Protein: Not an issue for most. We have no problem meeting, and often exceeding the recommendations for protein (especially men.) If we break it down to where we get out protein, we get above the recommended amount from meat, poultry, and eggs. But no one is meeting the recommendations for fish and seafood.
Oils and fats: We are faring a little better here. As an average, we're close to meeting the lower end of the recommendations for oils. The bad news is that we're still eating too much solid fat (the stuff that contains the dreaded, artery-clogging saturated fat.)
What's new in the guidelines?
As expected, there's a guideline for limiting added sugar to <10% of your total calories... Which, (surprise surprise!) we really stink at (fig 2).
Fig 2: Average intake of added sugar compared with the new recommendation of <10% calories from added sugar.
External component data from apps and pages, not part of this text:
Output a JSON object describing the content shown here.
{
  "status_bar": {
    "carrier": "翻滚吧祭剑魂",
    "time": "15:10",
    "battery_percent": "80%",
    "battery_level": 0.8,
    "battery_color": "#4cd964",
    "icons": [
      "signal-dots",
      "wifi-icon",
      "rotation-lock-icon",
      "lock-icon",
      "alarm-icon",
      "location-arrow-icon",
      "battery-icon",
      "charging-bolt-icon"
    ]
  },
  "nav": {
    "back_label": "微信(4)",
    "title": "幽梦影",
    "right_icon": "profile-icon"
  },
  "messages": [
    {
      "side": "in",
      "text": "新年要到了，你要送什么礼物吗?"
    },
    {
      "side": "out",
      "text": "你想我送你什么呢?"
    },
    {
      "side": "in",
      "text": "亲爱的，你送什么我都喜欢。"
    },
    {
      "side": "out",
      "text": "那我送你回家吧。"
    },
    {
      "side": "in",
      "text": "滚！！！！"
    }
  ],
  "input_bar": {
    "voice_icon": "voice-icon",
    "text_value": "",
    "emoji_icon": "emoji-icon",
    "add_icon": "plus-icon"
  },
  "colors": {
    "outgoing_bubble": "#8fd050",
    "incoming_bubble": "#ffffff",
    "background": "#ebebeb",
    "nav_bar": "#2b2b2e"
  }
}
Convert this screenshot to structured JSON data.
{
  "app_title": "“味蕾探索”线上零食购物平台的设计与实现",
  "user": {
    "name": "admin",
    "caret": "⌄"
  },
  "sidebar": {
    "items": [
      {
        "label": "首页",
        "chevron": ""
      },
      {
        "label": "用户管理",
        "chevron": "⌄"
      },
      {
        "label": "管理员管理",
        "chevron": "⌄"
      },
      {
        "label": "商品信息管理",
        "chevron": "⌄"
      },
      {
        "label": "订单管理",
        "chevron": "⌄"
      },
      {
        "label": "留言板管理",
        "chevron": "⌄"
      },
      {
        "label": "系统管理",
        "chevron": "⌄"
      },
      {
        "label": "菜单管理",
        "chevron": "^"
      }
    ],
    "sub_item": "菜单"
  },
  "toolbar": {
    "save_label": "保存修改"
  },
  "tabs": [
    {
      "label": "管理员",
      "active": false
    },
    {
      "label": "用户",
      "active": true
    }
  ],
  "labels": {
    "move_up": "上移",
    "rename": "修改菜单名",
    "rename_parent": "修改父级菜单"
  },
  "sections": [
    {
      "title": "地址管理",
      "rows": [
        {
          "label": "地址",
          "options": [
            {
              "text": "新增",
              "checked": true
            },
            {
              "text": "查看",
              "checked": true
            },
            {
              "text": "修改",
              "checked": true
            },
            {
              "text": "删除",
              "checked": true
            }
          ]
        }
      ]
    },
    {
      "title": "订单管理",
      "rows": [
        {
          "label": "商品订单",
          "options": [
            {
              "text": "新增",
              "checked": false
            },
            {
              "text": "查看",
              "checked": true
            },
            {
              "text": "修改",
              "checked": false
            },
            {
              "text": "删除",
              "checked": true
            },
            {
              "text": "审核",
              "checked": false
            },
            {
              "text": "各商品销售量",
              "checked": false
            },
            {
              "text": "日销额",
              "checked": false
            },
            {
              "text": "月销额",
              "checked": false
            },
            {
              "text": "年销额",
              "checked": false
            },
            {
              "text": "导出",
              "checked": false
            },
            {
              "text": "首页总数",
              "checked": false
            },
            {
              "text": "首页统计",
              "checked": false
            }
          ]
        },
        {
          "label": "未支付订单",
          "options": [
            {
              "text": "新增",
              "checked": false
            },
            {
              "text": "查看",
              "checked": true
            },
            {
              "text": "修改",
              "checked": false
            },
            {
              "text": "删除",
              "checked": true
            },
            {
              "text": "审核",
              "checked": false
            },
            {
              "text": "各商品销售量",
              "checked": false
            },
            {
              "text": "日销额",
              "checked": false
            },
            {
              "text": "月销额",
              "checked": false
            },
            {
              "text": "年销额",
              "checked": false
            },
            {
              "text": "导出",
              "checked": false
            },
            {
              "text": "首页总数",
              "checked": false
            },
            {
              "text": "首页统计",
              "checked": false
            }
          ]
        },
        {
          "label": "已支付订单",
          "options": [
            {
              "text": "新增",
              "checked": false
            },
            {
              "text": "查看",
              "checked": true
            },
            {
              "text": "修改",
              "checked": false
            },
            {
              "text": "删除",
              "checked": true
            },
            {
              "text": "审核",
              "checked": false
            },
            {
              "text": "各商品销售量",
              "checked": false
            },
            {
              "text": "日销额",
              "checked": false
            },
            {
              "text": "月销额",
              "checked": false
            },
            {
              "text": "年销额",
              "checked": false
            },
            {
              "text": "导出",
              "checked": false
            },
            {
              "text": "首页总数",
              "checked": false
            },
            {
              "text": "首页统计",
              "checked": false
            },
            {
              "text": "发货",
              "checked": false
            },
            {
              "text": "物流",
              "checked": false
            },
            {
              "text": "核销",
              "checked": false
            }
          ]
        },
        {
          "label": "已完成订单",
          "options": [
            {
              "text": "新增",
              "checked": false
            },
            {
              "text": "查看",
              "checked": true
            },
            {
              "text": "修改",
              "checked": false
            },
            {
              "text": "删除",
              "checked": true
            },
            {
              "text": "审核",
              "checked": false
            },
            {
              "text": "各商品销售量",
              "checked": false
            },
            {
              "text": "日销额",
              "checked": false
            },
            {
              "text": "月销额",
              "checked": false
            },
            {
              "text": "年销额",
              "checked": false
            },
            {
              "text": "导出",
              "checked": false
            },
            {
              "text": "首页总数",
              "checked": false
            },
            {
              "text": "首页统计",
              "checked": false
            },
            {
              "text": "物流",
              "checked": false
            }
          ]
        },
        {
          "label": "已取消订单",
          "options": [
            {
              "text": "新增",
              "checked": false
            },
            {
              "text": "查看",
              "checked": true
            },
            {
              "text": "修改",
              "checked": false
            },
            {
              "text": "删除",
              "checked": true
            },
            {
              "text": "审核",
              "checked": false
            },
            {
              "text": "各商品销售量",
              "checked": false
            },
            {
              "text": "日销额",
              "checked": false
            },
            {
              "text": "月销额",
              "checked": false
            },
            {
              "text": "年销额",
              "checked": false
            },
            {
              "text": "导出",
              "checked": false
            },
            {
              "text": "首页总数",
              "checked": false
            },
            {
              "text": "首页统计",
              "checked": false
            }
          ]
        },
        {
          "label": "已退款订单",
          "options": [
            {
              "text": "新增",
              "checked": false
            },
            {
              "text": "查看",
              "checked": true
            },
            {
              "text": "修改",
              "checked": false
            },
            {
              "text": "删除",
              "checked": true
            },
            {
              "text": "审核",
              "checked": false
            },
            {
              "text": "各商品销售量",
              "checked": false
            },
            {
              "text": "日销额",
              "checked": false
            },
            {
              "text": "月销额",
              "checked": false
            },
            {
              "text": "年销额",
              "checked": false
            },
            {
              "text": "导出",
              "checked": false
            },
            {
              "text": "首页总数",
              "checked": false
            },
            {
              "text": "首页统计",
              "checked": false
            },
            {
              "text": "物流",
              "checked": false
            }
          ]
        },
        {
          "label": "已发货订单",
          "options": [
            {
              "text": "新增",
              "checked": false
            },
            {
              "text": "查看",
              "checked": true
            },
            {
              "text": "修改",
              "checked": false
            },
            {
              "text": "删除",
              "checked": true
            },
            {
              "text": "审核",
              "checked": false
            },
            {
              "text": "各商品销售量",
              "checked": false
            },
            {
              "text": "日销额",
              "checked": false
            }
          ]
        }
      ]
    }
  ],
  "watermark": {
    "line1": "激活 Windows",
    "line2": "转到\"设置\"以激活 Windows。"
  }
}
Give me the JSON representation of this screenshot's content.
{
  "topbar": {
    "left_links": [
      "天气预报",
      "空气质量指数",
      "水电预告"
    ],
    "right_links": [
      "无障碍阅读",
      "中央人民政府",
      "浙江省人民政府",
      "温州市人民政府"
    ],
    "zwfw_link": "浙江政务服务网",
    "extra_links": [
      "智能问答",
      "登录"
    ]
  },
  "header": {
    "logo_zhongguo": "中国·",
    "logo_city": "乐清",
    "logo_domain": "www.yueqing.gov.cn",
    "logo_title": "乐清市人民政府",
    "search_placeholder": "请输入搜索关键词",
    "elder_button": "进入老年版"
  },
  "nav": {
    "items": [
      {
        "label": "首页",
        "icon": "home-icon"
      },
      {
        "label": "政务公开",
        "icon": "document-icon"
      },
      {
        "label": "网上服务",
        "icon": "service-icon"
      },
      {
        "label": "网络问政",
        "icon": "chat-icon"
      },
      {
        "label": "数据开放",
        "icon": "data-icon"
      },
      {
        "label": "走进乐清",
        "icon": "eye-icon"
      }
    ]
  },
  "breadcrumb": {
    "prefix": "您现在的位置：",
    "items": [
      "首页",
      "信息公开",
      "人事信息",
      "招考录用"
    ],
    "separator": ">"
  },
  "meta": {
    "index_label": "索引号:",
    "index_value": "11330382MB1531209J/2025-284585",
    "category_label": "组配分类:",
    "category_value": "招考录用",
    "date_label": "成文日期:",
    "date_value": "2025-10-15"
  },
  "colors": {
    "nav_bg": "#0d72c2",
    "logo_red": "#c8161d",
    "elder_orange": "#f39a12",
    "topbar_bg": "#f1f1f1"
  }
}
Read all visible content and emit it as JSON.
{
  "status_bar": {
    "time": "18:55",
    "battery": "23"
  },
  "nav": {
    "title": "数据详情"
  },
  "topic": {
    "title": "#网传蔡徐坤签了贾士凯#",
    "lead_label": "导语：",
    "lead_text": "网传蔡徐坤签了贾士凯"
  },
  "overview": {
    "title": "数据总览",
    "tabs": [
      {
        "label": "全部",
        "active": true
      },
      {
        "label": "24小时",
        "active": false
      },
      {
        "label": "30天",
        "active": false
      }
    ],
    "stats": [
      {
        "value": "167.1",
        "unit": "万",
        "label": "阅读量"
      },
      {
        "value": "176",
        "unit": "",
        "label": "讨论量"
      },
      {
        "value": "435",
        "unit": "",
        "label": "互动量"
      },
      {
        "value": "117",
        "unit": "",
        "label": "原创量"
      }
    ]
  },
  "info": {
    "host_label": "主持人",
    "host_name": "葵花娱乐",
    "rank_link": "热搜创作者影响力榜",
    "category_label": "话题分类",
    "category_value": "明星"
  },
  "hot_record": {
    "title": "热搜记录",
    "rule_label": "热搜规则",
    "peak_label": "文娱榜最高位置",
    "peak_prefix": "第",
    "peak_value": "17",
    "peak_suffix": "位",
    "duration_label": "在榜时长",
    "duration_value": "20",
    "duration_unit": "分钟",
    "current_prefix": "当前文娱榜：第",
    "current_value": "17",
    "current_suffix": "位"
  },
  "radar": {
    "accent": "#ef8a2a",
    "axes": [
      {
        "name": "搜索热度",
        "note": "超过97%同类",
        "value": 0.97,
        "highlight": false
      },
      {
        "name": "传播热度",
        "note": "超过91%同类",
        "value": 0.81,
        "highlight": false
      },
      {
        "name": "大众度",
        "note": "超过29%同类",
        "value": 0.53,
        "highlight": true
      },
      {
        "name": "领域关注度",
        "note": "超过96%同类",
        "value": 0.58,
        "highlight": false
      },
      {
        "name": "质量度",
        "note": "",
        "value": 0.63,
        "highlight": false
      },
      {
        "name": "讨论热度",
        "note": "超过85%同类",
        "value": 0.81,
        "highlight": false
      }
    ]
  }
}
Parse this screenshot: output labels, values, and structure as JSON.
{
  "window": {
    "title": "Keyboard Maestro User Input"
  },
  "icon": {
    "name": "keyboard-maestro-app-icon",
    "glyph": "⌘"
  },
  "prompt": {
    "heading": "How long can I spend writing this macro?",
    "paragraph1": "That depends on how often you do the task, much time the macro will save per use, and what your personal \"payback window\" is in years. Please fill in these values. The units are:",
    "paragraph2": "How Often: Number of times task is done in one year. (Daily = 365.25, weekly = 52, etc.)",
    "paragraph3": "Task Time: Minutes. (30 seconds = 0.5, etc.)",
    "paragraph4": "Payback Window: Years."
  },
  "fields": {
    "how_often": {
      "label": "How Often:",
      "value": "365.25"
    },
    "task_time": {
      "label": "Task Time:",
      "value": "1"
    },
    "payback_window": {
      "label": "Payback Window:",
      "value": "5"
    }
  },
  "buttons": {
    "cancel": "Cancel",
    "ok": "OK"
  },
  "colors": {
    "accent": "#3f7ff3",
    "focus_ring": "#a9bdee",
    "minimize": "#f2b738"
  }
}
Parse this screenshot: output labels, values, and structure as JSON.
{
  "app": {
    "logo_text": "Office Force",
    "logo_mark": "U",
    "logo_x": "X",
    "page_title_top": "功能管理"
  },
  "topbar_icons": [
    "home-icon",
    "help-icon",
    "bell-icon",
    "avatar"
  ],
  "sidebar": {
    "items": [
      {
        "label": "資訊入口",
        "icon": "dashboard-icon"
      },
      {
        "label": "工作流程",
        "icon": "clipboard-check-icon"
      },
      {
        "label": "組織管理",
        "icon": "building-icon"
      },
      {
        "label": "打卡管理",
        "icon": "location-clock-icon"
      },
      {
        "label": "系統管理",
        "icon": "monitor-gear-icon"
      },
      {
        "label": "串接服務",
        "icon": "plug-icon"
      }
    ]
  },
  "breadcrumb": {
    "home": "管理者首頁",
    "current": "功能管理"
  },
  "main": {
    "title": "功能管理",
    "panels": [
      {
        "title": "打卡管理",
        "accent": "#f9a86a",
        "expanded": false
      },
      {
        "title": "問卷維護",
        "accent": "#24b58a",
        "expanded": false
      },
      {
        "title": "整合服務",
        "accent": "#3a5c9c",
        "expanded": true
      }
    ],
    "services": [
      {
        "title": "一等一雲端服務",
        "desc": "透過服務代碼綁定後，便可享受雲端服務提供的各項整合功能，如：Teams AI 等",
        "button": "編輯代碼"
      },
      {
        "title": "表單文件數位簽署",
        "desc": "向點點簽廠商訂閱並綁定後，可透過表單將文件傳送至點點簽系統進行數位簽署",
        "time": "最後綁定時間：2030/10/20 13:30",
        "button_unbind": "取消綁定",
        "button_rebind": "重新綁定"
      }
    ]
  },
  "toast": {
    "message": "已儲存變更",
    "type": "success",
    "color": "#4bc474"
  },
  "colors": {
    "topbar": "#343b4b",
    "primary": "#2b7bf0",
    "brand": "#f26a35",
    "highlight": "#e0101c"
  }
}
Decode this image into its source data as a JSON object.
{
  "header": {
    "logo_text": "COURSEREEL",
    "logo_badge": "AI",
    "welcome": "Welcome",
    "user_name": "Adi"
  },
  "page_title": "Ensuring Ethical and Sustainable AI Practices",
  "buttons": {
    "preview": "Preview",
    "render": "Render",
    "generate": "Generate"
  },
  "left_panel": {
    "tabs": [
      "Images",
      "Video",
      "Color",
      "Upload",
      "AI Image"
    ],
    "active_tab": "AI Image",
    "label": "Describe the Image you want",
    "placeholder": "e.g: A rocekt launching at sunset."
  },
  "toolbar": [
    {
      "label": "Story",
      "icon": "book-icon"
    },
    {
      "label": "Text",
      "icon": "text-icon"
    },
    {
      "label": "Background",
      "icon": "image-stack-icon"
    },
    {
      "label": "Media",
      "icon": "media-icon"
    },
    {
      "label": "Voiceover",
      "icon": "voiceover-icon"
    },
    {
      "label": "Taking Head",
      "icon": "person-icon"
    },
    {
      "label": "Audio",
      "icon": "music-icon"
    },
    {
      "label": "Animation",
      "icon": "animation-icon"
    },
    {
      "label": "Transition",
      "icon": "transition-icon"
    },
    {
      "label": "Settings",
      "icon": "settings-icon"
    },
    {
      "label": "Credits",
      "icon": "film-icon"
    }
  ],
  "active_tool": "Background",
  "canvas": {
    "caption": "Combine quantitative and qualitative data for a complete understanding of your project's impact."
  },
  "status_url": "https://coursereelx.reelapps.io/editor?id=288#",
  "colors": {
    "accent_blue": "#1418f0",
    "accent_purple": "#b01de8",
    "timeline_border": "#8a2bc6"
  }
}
Adapted from: http://health.gov/dietaryguidelines/2015/guidelines/chapter-2/a-closer-look-at-current-intakes-and-recommended-shifts/
Where's all the sugar coming from? Good question:
  • 47% is from beverages
    • Of this: 25% comes from soft drinks, 11% from fruit drinks, 7% from tea/coffee, 3% from sport/energy drinks, 1% from alcohol
    • Wow, we are a thirsty nation
  • 31% from snacks and sweets
What about cholesterol?
An interesting one. The previous recommendation limited cholesterol to <300mg/d. This is no more (cue doom music.) Actually, cue applause and whooping.
There's a large body of evidence that shows dietary cholesterol doesn't increase blood cholesterol*. Trans and saturated fat do that. So the guidelines finally reflect the research. 
*A little disclaimer: It was controversial to remove this guideline because many foods that contain high amounts of cholesterol (red meat, full fat dairy, baked goods, and processed foods) also contain high amounts of saturated and/or trans fat. So bear in mind, the updated cholesterol guideline is not a green light to eat those foods. Which brings us to...
Red meat, and processed meat.
Controversial indeed. Both these meats were recently revamped by the media as causing butt cancer (and other cancers.) However, more research is needed to know at what "dose" these meats have the highest butt cancer-causing potential. This is probably why it didn't get its own guideline.
These meats, particularly processed/cured meats, are ones to limit - especially due to their high salt content.
Well folks, that's the breakdown of the new guidelines. We've got our work cut out for us. It is a new year, maybe this is the year  our "be healthy" resolutions will stick... Fingers crossed.